A charge for electricity that millions of Americans didn't even know they pay will suddenly disappear Friday, after the Energy Department this week quietly notified utilities across the country that it was suspending its fees for a future nuclear waste dump.
The Energy Department has been collecting $750 million from electricity bills every year for such a dump since 1983, putting it into a trust fund that now contains $31 billion.
The court-ordered suspension may be a modest victory for consumers, but it reflects the government's failure over the last 40 years to get rid of what is now nearly 70,000 metric tons of highly radioactive spent fuel, accumulating at 100 nuclear reactors across the nation.
"It is irresponsible on the government's part to not move forward on a program that has already been paid for," said Marvin Fertel, president of the Nuclear Energy Institute, a Washington trade group that filed a suit against the fees.
The waste fee is one-quarter of a penny on each kilowatt hour of electricity, a tiny amount on any individual consumer's monthly bill.
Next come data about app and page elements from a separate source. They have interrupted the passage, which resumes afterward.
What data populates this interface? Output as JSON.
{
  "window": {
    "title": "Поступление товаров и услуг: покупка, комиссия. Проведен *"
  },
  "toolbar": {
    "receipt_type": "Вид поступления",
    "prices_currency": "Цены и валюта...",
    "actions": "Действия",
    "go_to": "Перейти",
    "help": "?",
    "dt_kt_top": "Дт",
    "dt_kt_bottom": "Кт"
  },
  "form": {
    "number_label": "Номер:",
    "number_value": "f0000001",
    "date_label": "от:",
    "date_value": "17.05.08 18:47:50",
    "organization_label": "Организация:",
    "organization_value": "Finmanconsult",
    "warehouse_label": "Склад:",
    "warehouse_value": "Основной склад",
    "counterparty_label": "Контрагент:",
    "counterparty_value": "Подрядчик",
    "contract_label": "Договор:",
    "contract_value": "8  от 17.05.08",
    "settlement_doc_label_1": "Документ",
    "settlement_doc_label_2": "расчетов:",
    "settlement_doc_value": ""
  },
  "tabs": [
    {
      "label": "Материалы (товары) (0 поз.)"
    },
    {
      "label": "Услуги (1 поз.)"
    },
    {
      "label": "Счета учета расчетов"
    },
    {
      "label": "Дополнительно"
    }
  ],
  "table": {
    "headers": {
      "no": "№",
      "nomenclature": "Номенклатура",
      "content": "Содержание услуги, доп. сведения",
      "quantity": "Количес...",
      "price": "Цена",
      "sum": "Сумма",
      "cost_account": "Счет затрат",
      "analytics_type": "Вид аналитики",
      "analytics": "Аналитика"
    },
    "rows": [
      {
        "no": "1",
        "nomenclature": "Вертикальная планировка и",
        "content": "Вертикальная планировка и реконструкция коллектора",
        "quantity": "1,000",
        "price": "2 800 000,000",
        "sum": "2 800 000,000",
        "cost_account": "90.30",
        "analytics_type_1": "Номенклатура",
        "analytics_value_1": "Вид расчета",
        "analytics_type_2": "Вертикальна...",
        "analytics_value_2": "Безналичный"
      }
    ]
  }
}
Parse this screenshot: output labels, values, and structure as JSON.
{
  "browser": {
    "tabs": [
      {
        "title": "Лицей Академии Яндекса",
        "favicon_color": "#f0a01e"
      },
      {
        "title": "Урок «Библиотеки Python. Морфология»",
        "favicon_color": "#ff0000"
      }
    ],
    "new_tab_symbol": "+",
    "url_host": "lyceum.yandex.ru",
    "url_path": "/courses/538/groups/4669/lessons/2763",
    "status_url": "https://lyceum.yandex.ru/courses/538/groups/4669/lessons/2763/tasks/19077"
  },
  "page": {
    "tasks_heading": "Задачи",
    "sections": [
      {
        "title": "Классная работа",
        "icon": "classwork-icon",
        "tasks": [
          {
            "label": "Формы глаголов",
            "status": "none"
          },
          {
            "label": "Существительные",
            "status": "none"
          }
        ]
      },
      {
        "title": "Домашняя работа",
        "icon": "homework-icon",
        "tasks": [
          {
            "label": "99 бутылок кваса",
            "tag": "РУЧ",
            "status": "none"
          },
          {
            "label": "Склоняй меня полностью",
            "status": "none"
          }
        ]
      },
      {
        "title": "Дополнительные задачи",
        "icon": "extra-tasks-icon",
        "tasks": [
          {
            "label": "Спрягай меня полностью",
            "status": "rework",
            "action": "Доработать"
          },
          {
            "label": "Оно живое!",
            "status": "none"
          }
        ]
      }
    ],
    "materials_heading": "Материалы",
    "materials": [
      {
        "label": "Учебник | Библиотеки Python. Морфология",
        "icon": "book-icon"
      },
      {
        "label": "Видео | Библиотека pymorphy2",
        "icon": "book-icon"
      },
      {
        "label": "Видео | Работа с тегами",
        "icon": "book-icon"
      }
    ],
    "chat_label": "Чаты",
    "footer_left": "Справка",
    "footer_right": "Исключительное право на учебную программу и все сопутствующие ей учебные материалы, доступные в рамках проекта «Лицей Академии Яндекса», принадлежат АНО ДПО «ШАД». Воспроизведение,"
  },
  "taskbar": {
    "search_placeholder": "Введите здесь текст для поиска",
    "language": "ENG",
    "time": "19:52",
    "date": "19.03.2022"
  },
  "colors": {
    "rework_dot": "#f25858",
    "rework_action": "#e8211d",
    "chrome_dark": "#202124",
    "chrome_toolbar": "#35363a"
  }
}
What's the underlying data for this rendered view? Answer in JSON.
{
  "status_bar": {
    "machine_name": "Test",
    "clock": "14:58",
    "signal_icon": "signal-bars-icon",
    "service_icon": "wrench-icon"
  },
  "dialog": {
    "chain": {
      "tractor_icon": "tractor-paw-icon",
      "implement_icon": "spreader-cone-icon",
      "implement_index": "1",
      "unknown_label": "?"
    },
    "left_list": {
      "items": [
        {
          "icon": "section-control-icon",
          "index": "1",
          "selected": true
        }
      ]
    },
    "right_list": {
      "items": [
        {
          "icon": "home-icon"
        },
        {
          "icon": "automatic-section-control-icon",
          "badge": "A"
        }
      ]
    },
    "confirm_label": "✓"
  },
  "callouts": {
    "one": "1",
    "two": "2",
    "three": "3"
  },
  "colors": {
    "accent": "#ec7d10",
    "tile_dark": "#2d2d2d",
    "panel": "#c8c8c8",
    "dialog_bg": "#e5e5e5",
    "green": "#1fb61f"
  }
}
But over the decades, the fractions of pennies added up to about $43 billion. About $12 billion of that money was spent on trying to develop the Yucca Mountain dump in Nevada, before the Obama administration essentially killed it.
Now, there is virtually no plan moving forward in Washington to build a dump or even a temporary central storage site. The $31-billion trust fund will continue to accrue interest and is available to help build a dump at some point, though it is probably not enough. Experts had estimated that the Yucca Mountain project would cost at least $100 billion.
"I don't see how it is a terrific win for anybody," said Marta Adams, the chief deputy attorney general in Nevada who led the state's legal efforts to block Yucca Mountain. "It relieves consumers of this charge but it doesn't get rid of the waste."
Nevada officials believe the nuclear industry's lawsuit was a subterfuge to force the Obama administration to restart licensing for Yucca Mountain, although Fertel and others argue that they just want the government to act on its legal obligations and begin a realistic effort to build a repository that can handle the mounting waste.
Under guard by SWAT teams with machine guns, the spent fuel is slowly decaying in deep pools of cooling water and in outdoor concrete casks from the California shores of the Pacific Ocean to the banks of the James River in Virginia. The waste is expensive to store and often cited as a public safety risk. Many experts worry that the longer it sits around, the less motivation the government will have to ever deal with it.
Decades ago, the government promised nuclear utilities when they built reactors that the Energy Department would dispose of the spent fuel, temporarily easing the way for the development of nuclear energy that now supplies 20% of the nation's electricity.
The nuclear and utility industries, which have privately complained that the government took the money and left them holding the deadly waste, filed suit to block the fees. Last year, an appeals court ruled that the government had no reasonable plan to build a dump and could not reasonably estimate the cost of any future dump, ordering that it had to suspend collections of the fee.
It has taken about six months for the Energy Department to carry out the legal order.
"The federal courts have gotten fed up with what the Department of Energy is doing," said Jay Silberg, the industry's lead attorney in the case against the fees. "We want something in exchange for our money."
The Energy Department said Wednesday that it remains committed to finding a solution, but that it had to be done with broad public consensus.
"When this administration took office, the timeline for opening Yucca Mountain had already been pushed back by two decades, stalled by public protest and legal opposition, with no end in sight," the department said in a statement.
Silberg said the intent of the industry's suit was to increase pressure on the administration to start acting.
In addition to the suit, the nation's nuclear utilities have filed 90 lawsuits against the federal government, asserting that the failure to take ownership of the waste has increased their storage and operation costs. So far, they have won $1 billion in judgments and obtained settlements of $1.6 billion, Silberg said. The Energy Department has projected that it may be liable for up to $22 billion in additional judgments just through the start of the next decade and more liability would accumulate after that, Silberg said.
The problem with nuclear waste was addressed in the Waste Policy Act, a 1982 law that ordered two nuclear waste dumps to be built in the eastern and western U.S. But in 1987, Congress directed the Energy Department to build a dump at Yucca Mountain, a volcanic ridge inside the Nevada National Security Site, the former test range for detonating nuclear weapons. At the time, Nevada was among the politically weakest states, the test range was already radioactively contaminated and scientists claimed the repository's geology would keep the waste isolated.
But the plan began to collapse when the state raised a long series of scientific objections to the site. When Democrat Harry Reid became the Senate majority leader, he vowed to kill the project and he delivered on the pledge when Obama was elected. The president appointed a blue ribbon committee to study the next step. It delivered a report in 2012, suggesting that the disposal program be taken away from the Energy Department and an interim storage site be established before a permanent repository is built.
But legislation to carry out its recommendations was never passed by Congress.Copyright © 2015, Los Angeles Times